The heirs of a musician who co-wrote Marvin Gaye’s ‘Let’s Get It On’ have agreed to withdraw their appeal against a US jury verdict that acquitted British pop star Ed Sheeran of charges that his song ‘Thinking Out Loud ‘ would have pirated Gaye’s classic.
A court filing on Wednesday, September 20, said the estate of songwriter Ed Townsend would withdraw the appeal with prejudice, meaning it cannot be refiled.
Sheeran’s attorney Ilene Farkas said Thursday that the estate “recognized that an appeal would result in an affirmation of the verdict, but also in exposure to legal fees and costs, and wisely withdrew.”
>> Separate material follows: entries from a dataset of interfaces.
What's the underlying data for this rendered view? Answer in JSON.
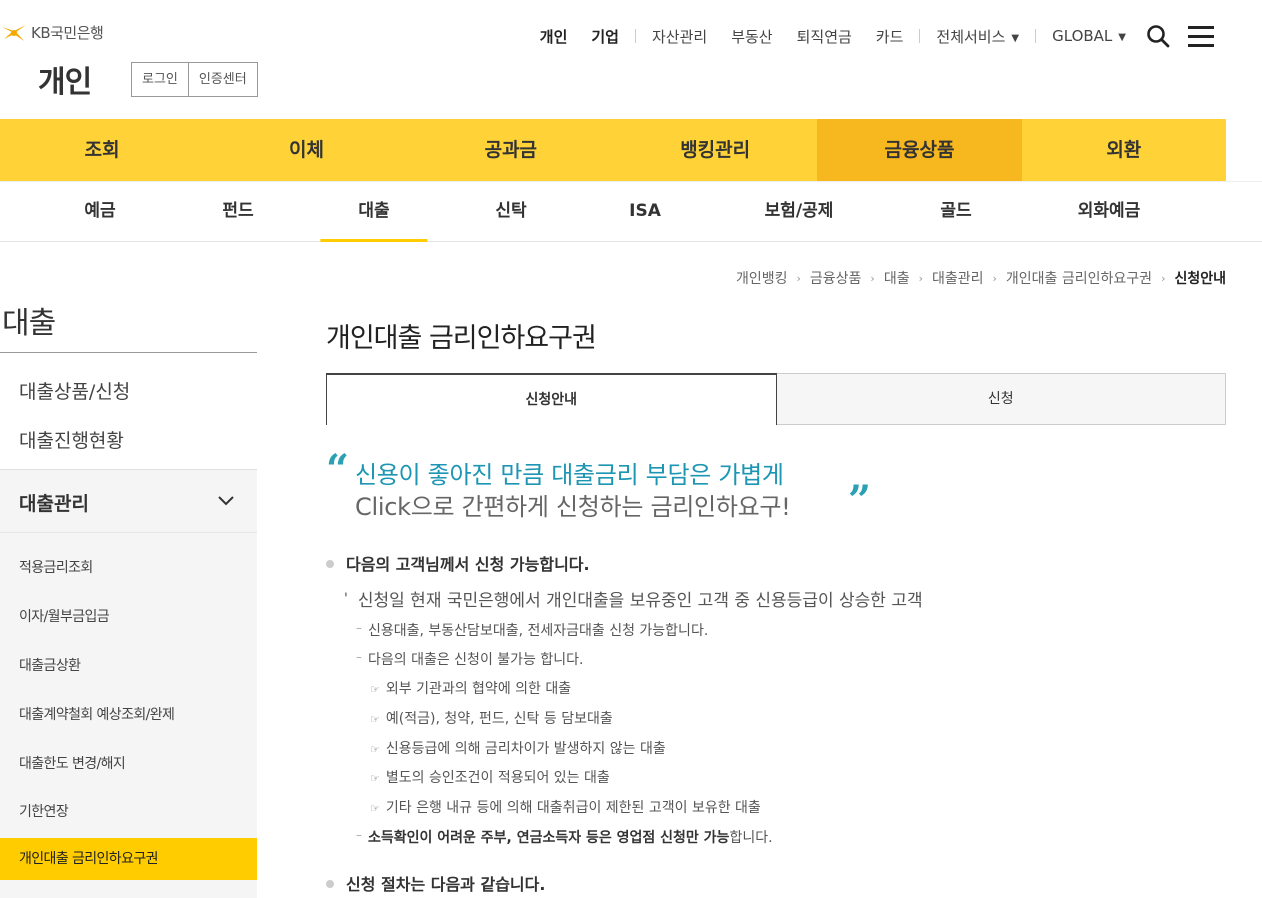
{
  "header": {
    "logo_text": "KB국민은행",
    "section_title": "개인",
    "login_label": "로그인",
    "cert_label": "인증센터"
  },
  "util_nav": {
    "personal": "개인",
    "corporate": "기업",
    "asset": "자산관리",
    "realestate": "부동산",
    "pension": "퇴직연금",
    "card": "카드",
    "allservice": "전체서비스",
    "global": "GLOBAL"
  },
  "gnb": [
    "조회",
    "이체",
    "공과금",
    "뱅킹관리",
    "금융상품",
    "외환"
  ],
  "sub_gnb": [
    "예금",
    "펀드",
    "대출",
    "신탁",
    "ISA",
    "보험/공제",
    "골드",
    "외화예금"
  ],
  "lnb": {
    "title": "대출",
    "items": [
      "대출상품/신청",
      "대출진행현황"
    ],
    "group_label": "대출관리",
    "sub_items": [
      "적용금리조회",
      "이자/월부금입금",
      "대출금상환",
      "대출계약철회 예상조회/완제",
      "대출한도 변경/해지",
      "기한연장",
      "개인대출 금리인하요구권"
    ]
  },
  "breadcrumb": [
    "개인뱅킹",
    "금융상품",
    "대출",
    "대출관리",
    "개인대출 금리인하요구권",
    "신청안내"
  ],
  "content": {
    "title": "개인대출 금리인하요구권",
    "tabs": [
      "신청안내",
      "신청"
    ],
    "quote_line1": "신용이 좋아진 만큼 대출금리 부담은 가볍게",
    "quote_line2": "Click으로 간편하게 신청하는 금리인하요구!",
    "heading1": "다음의 고객님께서 신청 가능합니다.",
    "line1": "신청일 현재 국민은행에서 개인대출을 보유중인 고객 중 신용등급이 상승한 고객",
    "dash1": "신용대출, 부동산담보대출, 전세자금대출 신청 가능합니다.",
    "dash2": "다음의 대출은 신청이 불가능 합니다.",
    "excluded": [
      "외부 기관과의 협약에 의한 대출",
      "예(적금), 청약, 펀드, 신탁 등 담보대출",
      "신용등급에 의해 금리차이가 발생하지 않는 대출",
      "별도의 승인조건이 적용되어 있는 대출",
      "기타 은행 내규 등에 의해 대출취급이 제한된 고객이 보유한 대출"
    ],
    "dash3_bold": "소득확인이 어려운 주부, 연금소득자 등은 영업점 신청만 가능",
    "dash3_rest": "합니다.",
    "heading2": "신청 절차는 다음과 같습니다."
  },
  "colors": {
    "gnb_bg": "#ffd338",
    "gnb_active": "#f7b81f",
    "highlight": "#ffcc00",
    "quote_blue": "#1d96b3"
  }
}
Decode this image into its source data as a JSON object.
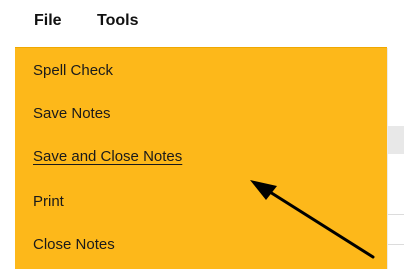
{
  "menubar": {
    "items": [
      {
        "label": "File"
      },
      {
        "label": "Tools"
      }
    ]
  },
  "dropdown": {
    "items": [
      {
        "label": "Spell Check"
      },
      {
        "label": "Save Notes"
      },
      {
        "label": "Save and Close Notes",
        "highlighted": true
      },
      {
        "label": "Print"
      },
      {
        "label": "Close Notes"
      }
    ],
    "background_color": "#fdb81a"
  },
  "annotation": {
    "icon": "arrow-pointer-icon",
    "color": "#000000"
  }
}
Attorneys for Townsend’s estate did not immediately respond to a request for comment Thursday.
Townsend’s heirs sued Sheeran, Warner Music and Sony Music in 2017 for copyright infringement, claiming Sheeran’s 2014 hit “Thinking Out Loud” copied the “heart” of Gaye’s 1973 classic, including the melody, harmony and rhythm .
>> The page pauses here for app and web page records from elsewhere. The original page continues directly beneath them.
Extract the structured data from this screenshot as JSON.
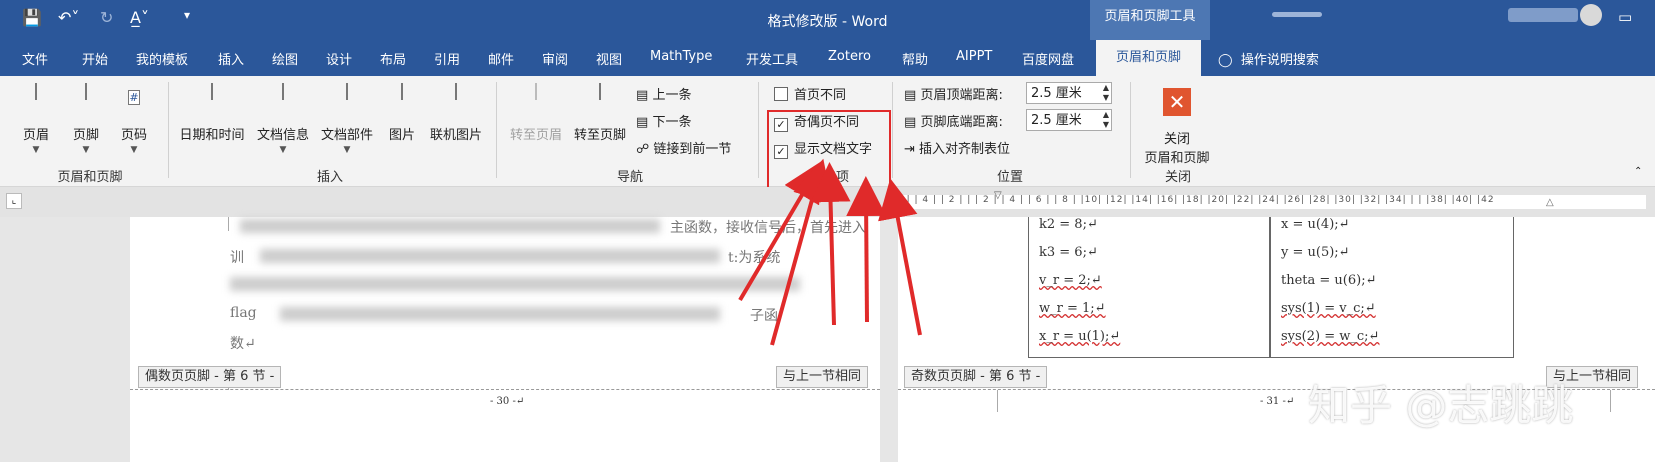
{
  "window": {
    "title": "格式修改版 - Word",
    "context_tab_header": "页眉和页脚工具"
  },
  "menu": {
    "tabs": [
      "文件",
      "开始",
      "我的模板",
      "插入",
      "绘图",
      "设计",
      "布局",
      "引用",
      "邮件",
      "审阅",
      "视图",
      "MathType",
      "开发工具",
      "Zotero",
      "帮助",
      "AIPPT",
      "百度网盘"
    ],
    "active_tab": "页眉和页脚",
    "tell_me": "操作说明搜索"
  },
  "ribbon": {
    "group_header_footer": {
      "label": "页眉和页脚",
      "buttons": [
        "页眉",
        "页脚",
        "页码"
      ]
    },
    "group_insert": {
      "label": "插入",
      "buttons": [
        "日期和时间",
        "文档信息",
        "文档部件",
        "图片",
        "联机图片"
      ]
    },
    "group_nav": {
      "label": "导航",
      "goto_header": "转至页眉",
      "goto_footer": "转至页脚",
      "prev": "上一条",
      "next": "下一条",
      "link_prev": "链接到前一节"
    },
    "group_options": {
      "label": "选项",
      "first_page": {
        "label": "首页不同",
        "checked": false
      },
      "odd_even": {
        "label": "奇偶页不同",
        "checked": true
      },
      "show_doc_text": {
        "label": "显示文档文字",
        "checked": true
      }
    },
    "group_position": {
      "label": "位置",
      "header_top_label": "页眉顶端距离:",
      "header_top_value": "2.5 厘米",
      "footer_bottom_label": "页脚底端距离:",
      "footer_bottom_value": "2.5 厘米",
      "insert_align_tab": "插入对齐制表位"
    },
    "group_close": {
      "label": "关闭",
      "button_line1": "关闭",
      "button_line2": "页眉和页脚"
    }
  },
  "ruler": {
    "text": "6 | | 4 | | 2 | | | 2 | | 4 | | 6 | | 8 | |10| |12| |14| |16| |18| |20| |22| |24| |26| |28| |30| |32| |34| | | |38| |40| |42"
  },
  "left_page": {
    "visible_text": {
      "frag1": "主函数，接收信号后，首先进入",
      "frag2": "t:为系统",
      "frag3": "子函",
      "frag4": "数↵",
      "frag5": "flag",
      "frag6": "训"
    },
    "footer_tag": "偶数页页脚 - 第 6 节 -",
    "same_as_prev": "与上一节相同",
    "page_number": "- 30 -↵"
  },
  "right_page": {
    "code_left": [
      "k2 = 8;↵",
      "k3 = 6;↵",
      "v_r = 2;↵",
      "w_r = 1;↵",
      "x_r = u(1);↵"
    ],
    "code_right": [
      "x = u(4);↵",
      "y = u(5);↵",
      "theta = u(6);↵",
      "sys(1) = v_c;↵",
      "sys(2) = w_c;↵"
    ],
    "footer_tag": "奇数页页脚 - 第 6 节 -",
    "same_as_prev": "与上一节相同",
    "page_number": "- 31 -↵"
  },
  "watermark": "知乎 @志跳跳",
  "colors": {
    "word_blue": "#2b579a",
    "annotation_red": "#e02a2a"
  }
}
Sheeran’s lawyers countered in the closely watched case that any similarities between the songs had to do with fundamental musical “building blocks” that could not be copyrighted.
A jury ruled after a six-day trial in May that Sheeran’s song did not infringe on Townsend’s copyright on “Let’s Get It On.” Sheeran said after the trial that the decision would “help protect the creative process for songwriters here in the United States and around the world.”
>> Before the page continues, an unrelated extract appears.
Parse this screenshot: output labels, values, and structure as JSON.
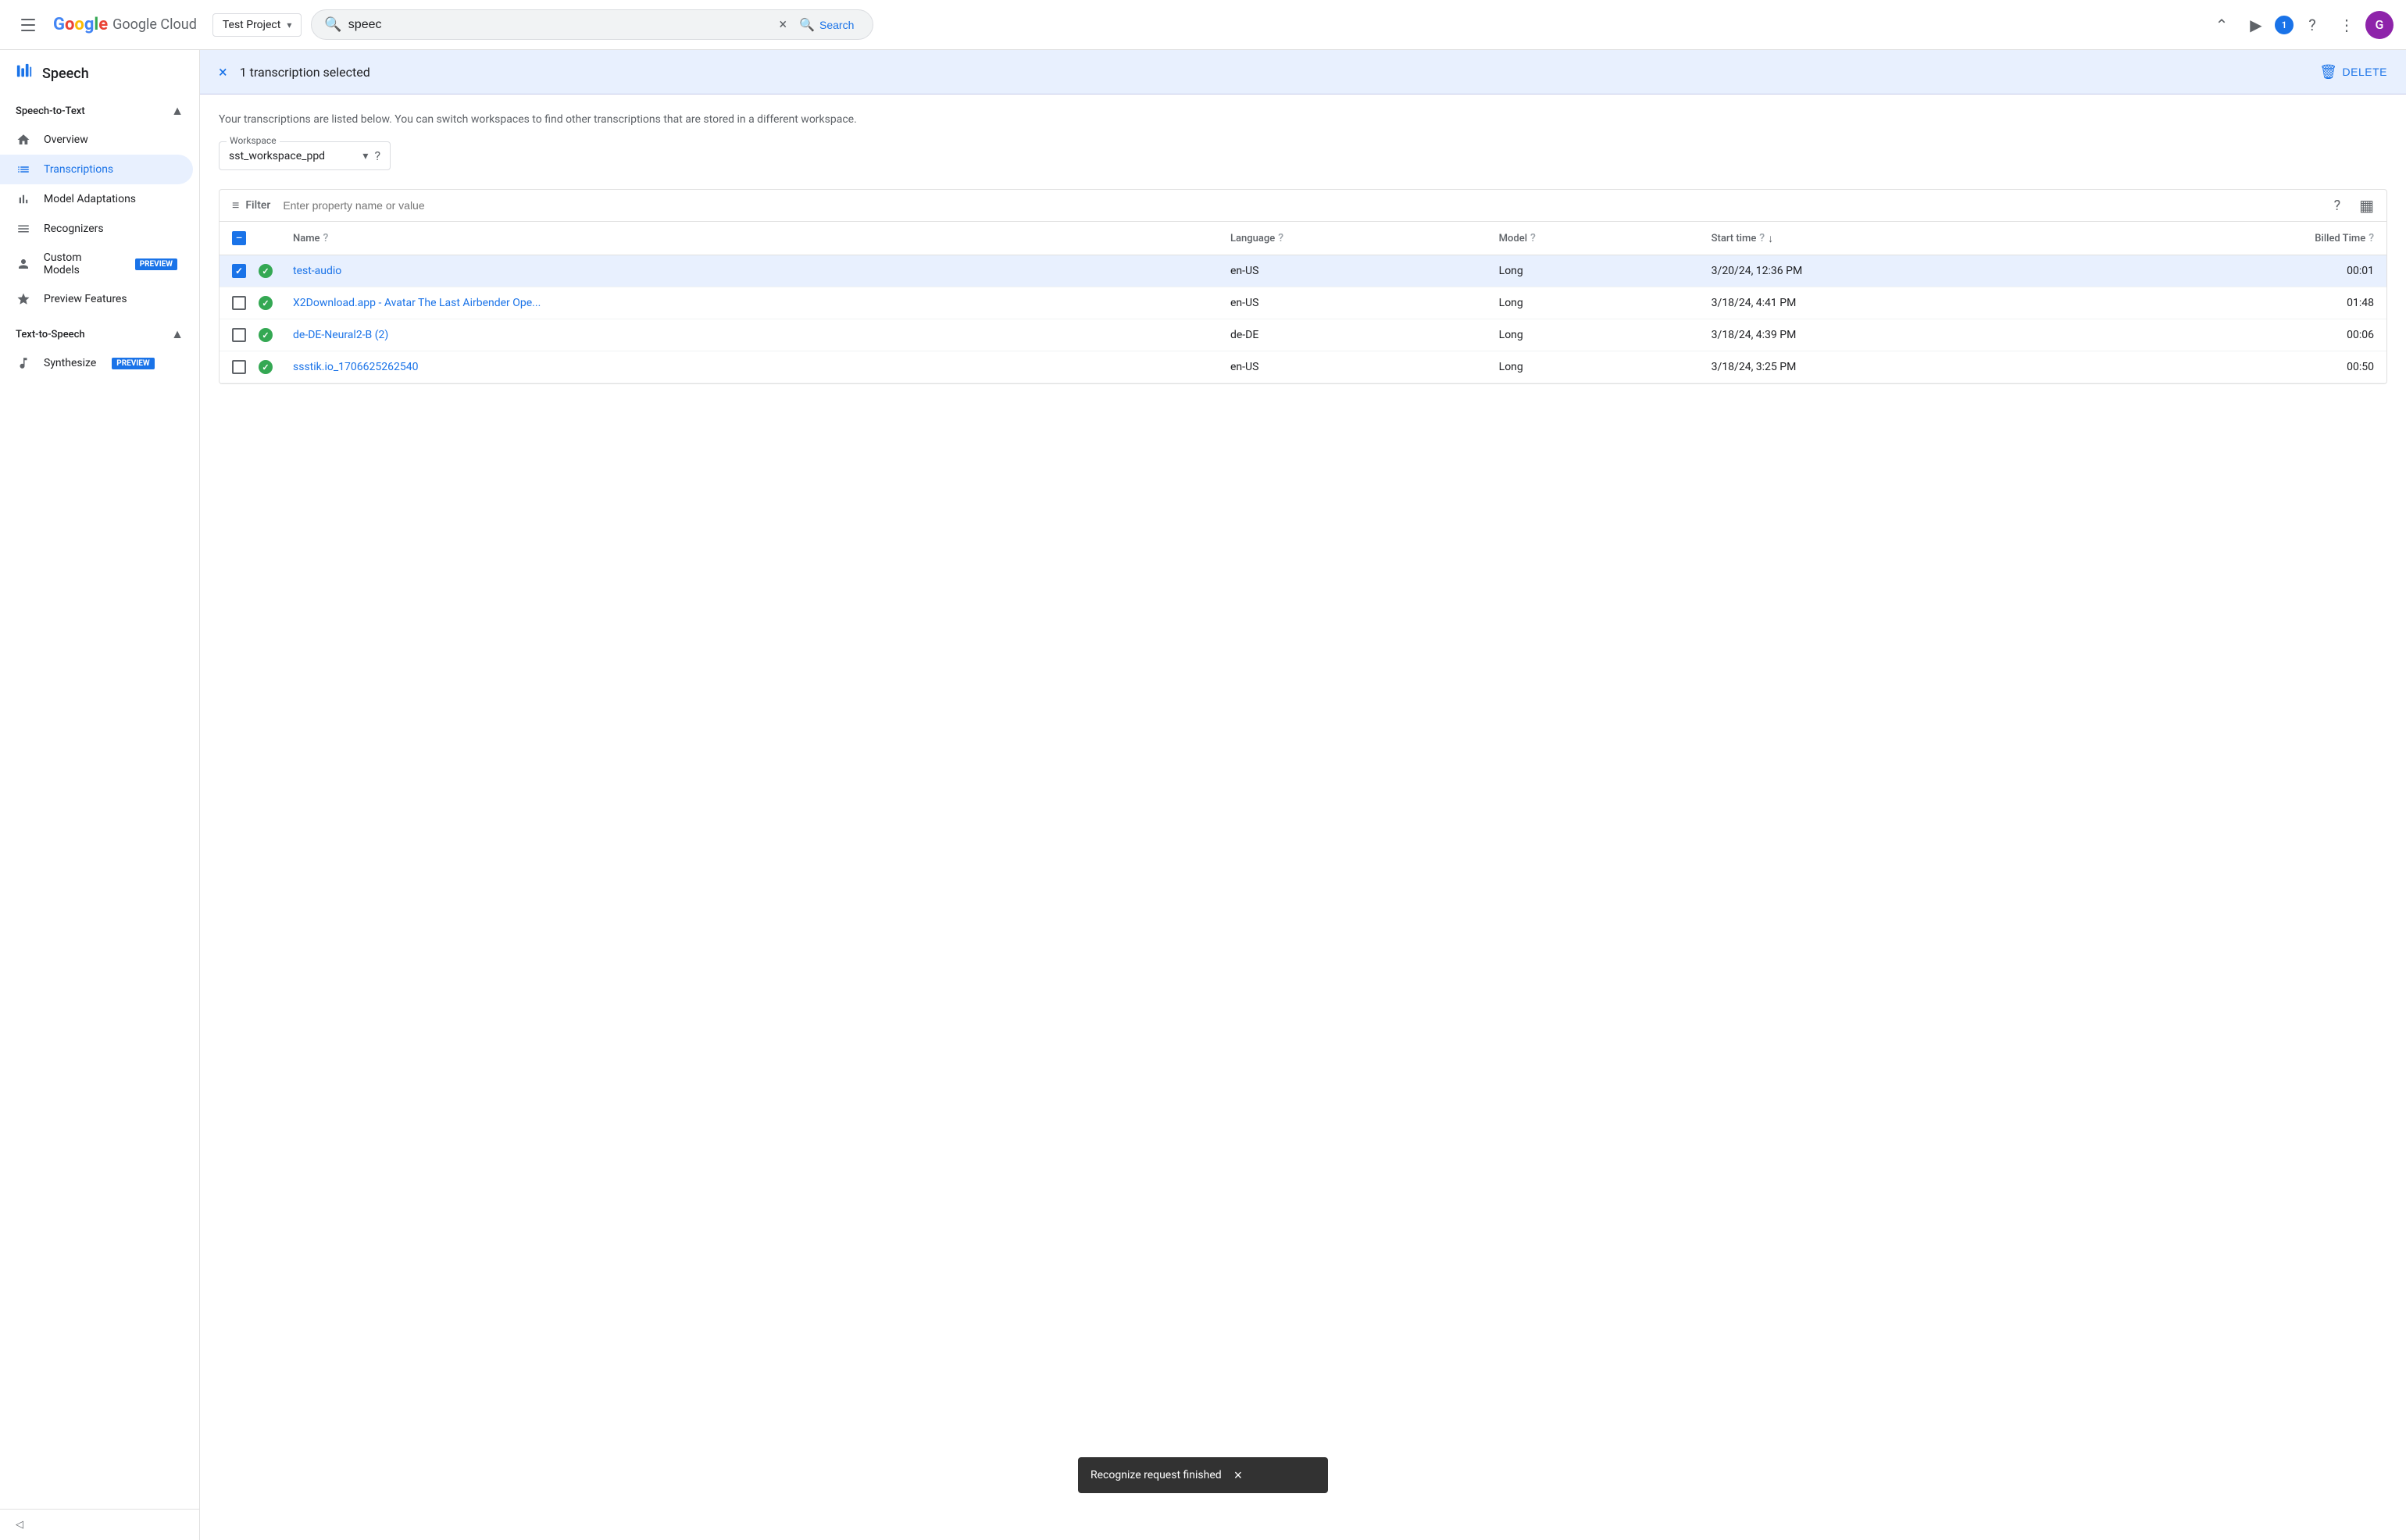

Later that month, the judge presiding over the trial ruled that Sheeran had also not violated part of Townsend’s songwriting copyright, owned by Structured Asset Sales LLC of “Bowie Bonds” creator David Pullman. Pullman’s company has a separate lawsuit against Sheeran based on the rights to the sound recording of ‘Let’s Get It On’.
Pullman said Thursday that the dismissal of the Townsend case will not affect Structured Asset Sales’ business. AP/ra